▶ _Assignment_: Write out the data exactly as given, dropping every picture.

[Given entries Boundary: Start]

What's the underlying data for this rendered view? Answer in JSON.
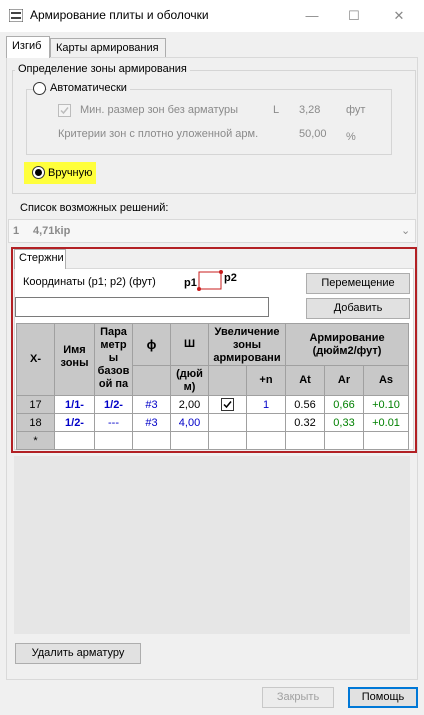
{
  "window": {
    "title": "Армирование плиты и оболочки",
    "minimize": "—",
    "maximize": "☐",
    "close": "✕"
  },
  "tabs": [
    {
      "label": "Изгиб"
    },
    {
      "label": "Карты армирования"
    }
  ],
  "zone_group": {
    "legend": "Определение зоны армирования",
    "auto_label": "Автоматически",
    "min_size_label": "Мин. размер зон без арматуры",
    "min_size_var": "L",
    "min_size_value": "3,28",
    "min_size_unit": "фут",
    "criteria_label": "Критерии зон с плотно уложенной арм.",
    "criteria_value": "50,00",
    "criteria_unit": "%",
    "manual_label": "Вручную"
  },
  "solutions": {
    "label": "Список возможных решений:",
    "selected_index": "1",
    "selected_value": "4,71kip"
  },
  "bars": {
    "tab_label": "Стержни",
    "coords_label": "Координаты (p1; p2) (фут)",
    "p1": "p1",
    "p2": "p2",
    "move_button": "Перемещение",
    "add_button": "Добавить",
    "headers": {
      "x": "X-",
      "zone_name": "Имя зоны",
      "params": "Пара метр ы базов ой па",
      "phi": "ϕ",
      "sh": "Ш",
      "sh_unit": "(дюй м)",
      "increase": "Увеличение зоны армировани",
      "plus_n": "+n",
      "reinf": "Армирование (дюйм2/фут)",
      "at": "At",
      "ar": "Ar",
      "as": "As"
    },
    "rows": [
      {
        "x": "17",
        "zone": "1/1-",
        "params": "1/2-",
        "phi": "#3",
        "sh": "2,00",
        "checked": true,
        "n": "1",
        "at": "0.56",
        "ar": "0,66",
        "as": "+0.10"
      },
      {
        "x": "18",
        "zone": "1/2-",
        "params": "---",
        "phi": "#3",
        "sh": "4,00",
        "checked": false,
        "n": "",
        "at": "0.32",
        "ar": "0,33",
        "as": "+0.01"
      }
    ],
    "new_row_marker": "*"
  },
  "footer": {
    "delete_button": "Удалить арматуру",
    "close_button": "Закрыть",
    "help_button": "Помощь"
  },
  "colors": {
    "highlight": "#ffff3c",
    "frame_red": "#b22024",
    "blue_text": "#0000c8",
    "green_text": "#008000"
  }
}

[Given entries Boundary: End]

▶ _Written solution_:
What's the underlying data for this rendered view? Answer in JSON.
{
  "window": {
    "title": "Армирование плиты и оболочки",
    "minimize": "—",
    "maximize": "☐",
    "close": "✕"
  },
  "tabs": [
    {
      "label": "Изгиб"
    },
    {
      "label": "Карты армирования"
    }
  ],
  "zone_group": {
    "legend": "Определение зоны армирования",
    "auto_label": "Автоматически",
    "min_size_label": "Мин. размер зон без арматуры",
    "min_size_var": "L",
    "min_size_value": "3,28",
    "min_size_unit": "фут",
    "criteria_label": "Критерии зон с плотно уложенной арм.",
    "criteria_value": "50,00",
    "criteria_unit": "%",
    "manual_label": "Вручную"
  },
  "solutions": {
    "label": "Список возможных решений:",
    "selected_index": "1",
    "selected_value": "4,71kip"
  },
  "bars": {
    "tab_label": "Стержни",
    "coords_label": "Координаты (p1; p2) (фут)",
    "p1": "p1",
    "p2": "p2",
    "move_button": "Перемещение",
    "add_button": "Добавить",
    "headers": {
      "x": "X-",
      "zone_name": "Имя зоны",
      "params": "Пара метр ы базов ой па",
      "phi": "ϕ",
      "sh": "Ш",
      "sh_unit": "(дюй м)",
      "increase": "Увеличение зоны армировани",
      "plus_n": "+n",
      "reinf": "Армирование (дюйм2/фут)",
      "at": "At",
      "ar": "Ar",
      "as": "As"
    },
    "rows": [
      {
        "x": "17",
        "zone": "1/1-",
        "params": "1/2-",
        "phi": "#3",
        "sh": "2,00",
        "checked": true,
        "n": "1",
        "at": "0.56",
        "ar": "0,66",
        "as": "+0.10"
      },
      {
        "x": "18",
        "zone": "1/2-",
        "params": "---",
        "phi": "#3",
        "sh": "4,00",
        "checked": false,
        "n": "",
        "at": "0.32",
        "ar": "0,33",
        "as": "+0.01"
      }
    ],
    "new_row_marker": "*"
  },
  "footer": {
    "delete_button": "Удалить арматуру",
    "close_button": "Закрыть",
    "help_button": "Помощь"
  },
  "colors": {
    "highlight": "#ffff3c",
    "frame_red": "#b22024",
    "blue_text": "#0000c8",
    "green_text": "#008000"
  }
}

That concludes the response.